Students’ satisfaction with their education differs largely across schools, gender identity and race.

“Browner students are more likely to show up negative in the data,” said Cheryl Robinson, cultural competency coordinator. “That is a reality.”

Students not identifying with a gender reported being less happy with their education in the social emotional aspect. They reported a smaller proportion of positive responses, showing concern for safety and student support systems.

When school officials started the training sessions in 2017, they discovered teachers and administrators were uncomfortable discussing race and socioeconomic privilege.

“One time, in a conversation, one of my colleagues said, ‘Well, you know, she’s white.’ And I said, ‘That’s not a disease,’” said Crawford. “It goes both ways. There’s not a comfort level when discussing racial issues.”

This discomfort with racial discussions and implicit biases may result in barriers to opportunities for students.

“Recently, a student of color informed me that she had been discouraged by her counselor from taking an Advanced Placement course, with the counselor saying it might be too rigorous for her despite the fact that she had maintained an A/B average,” said Hutchings.

After five years of work, the school system plans to expand their equity plan across the district, continuing equity training sessions with teachers, administrators and stakeholders. Professional learning trainings include sessions about using literature to teach about Muslim and Arab cultures and working with immigrant families.

Additionally, the trainings will be geared towards ensuring staff ability to understand and interact with students of other cultures, and types of racism and advantages or disadvantages students may face. Some staff, such as those at Jefferson-Houston School, already began discussions on restorative practices over the summer during professional development trainings, according to school officials.

Restorative practices, a method of resolving conflicts between students and staff in schools, may be more prevalent in classrooms. Community-building circles, one of many restorative practices, are already used as a way to build a positive classroom community. Groups like Tenants and Workers United view it as an effective alternative to suspensions.

“I do think it would be beneficial to have restorative practices,” said Pozo, who is working on Operation Integration, an organization dedicated to education equity and immigration justice. “You’re addressing the root cause of the problem instead of making the assumption that they’re just a bad student and they should be punished.”

Tenants and Workers United, a community organization in Arlandria representing minorities and immigrants, has been campaigning for restorative practices at T.C. Williams for six years. The youth members and organizers are developing a new survey specifically for students to give their input on their experiences with restorative practices, and academic and emotional support for students. The survey would be shorter than the equity survey the school officials created, and would give a student-driven evaluation of each school’s community climate.

“Our young people feel that there needs to be more relationship building and they have been working to make sure that is key,” said Ingris Moran, lead organizer. “We want to create a survey that’s really easy to answer and isn’t 100 questions long.”

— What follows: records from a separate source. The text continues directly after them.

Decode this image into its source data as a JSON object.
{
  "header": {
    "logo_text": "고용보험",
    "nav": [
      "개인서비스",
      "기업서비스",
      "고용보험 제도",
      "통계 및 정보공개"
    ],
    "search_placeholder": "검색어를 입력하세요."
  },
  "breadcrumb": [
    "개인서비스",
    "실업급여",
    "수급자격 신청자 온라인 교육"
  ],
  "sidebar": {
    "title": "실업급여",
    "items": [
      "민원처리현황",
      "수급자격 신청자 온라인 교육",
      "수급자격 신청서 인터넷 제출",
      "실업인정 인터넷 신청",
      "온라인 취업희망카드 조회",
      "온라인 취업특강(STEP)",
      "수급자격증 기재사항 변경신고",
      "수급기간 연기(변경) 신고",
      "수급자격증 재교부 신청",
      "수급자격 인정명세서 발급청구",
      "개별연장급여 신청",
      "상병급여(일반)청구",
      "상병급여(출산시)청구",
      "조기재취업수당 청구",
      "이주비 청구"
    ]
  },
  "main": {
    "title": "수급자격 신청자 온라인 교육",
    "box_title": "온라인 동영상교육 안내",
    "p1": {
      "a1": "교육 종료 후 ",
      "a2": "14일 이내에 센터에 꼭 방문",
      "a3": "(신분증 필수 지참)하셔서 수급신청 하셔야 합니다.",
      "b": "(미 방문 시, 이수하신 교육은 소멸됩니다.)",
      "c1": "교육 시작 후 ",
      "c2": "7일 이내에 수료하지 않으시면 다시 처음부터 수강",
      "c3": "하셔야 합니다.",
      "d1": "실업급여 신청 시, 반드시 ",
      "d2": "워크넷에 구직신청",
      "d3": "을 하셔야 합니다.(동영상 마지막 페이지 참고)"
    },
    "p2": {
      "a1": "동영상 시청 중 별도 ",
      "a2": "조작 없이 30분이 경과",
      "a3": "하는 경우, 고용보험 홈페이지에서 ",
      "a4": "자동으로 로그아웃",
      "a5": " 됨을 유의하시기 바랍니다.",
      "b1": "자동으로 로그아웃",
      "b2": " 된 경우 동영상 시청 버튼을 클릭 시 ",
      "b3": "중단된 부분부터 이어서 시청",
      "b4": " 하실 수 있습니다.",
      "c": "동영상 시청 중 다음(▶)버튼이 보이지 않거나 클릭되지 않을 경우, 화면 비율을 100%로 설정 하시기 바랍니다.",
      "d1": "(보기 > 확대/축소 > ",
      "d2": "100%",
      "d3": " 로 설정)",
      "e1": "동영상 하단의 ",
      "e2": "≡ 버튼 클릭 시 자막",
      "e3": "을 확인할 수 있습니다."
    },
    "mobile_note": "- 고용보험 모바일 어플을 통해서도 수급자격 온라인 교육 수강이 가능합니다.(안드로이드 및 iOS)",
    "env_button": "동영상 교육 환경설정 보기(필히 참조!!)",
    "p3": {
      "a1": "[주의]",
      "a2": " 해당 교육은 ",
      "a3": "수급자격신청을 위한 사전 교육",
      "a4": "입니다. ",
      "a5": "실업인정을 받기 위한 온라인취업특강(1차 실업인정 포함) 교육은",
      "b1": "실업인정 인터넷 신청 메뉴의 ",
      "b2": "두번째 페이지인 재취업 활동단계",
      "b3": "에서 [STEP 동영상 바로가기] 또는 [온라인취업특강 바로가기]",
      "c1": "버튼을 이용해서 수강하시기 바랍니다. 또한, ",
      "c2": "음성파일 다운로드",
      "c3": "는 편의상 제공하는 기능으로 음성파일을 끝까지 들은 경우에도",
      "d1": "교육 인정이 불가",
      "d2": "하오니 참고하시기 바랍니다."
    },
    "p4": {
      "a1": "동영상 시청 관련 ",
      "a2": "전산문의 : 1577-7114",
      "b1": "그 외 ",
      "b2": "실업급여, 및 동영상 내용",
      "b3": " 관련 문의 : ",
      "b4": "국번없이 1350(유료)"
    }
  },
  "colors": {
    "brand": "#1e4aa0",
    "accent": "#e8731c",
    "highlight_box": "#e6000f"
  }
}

This winter, Tenants and Workers United will start meeting with school officials to develop this new survey on restorative practices for T.C. Williams, which may be integrated into the next division-wide racial equity audit this spring.

Meetings with the School Board will comprise mostly students, along with school staff, the Alexandria NAACP and other grassroots organizations,

“This assessment will have more student voice,” said Gregory Baldwin, the school system’s climate and culture coordinator. “We’re making strides towards ending this school-to-prison pipeline.”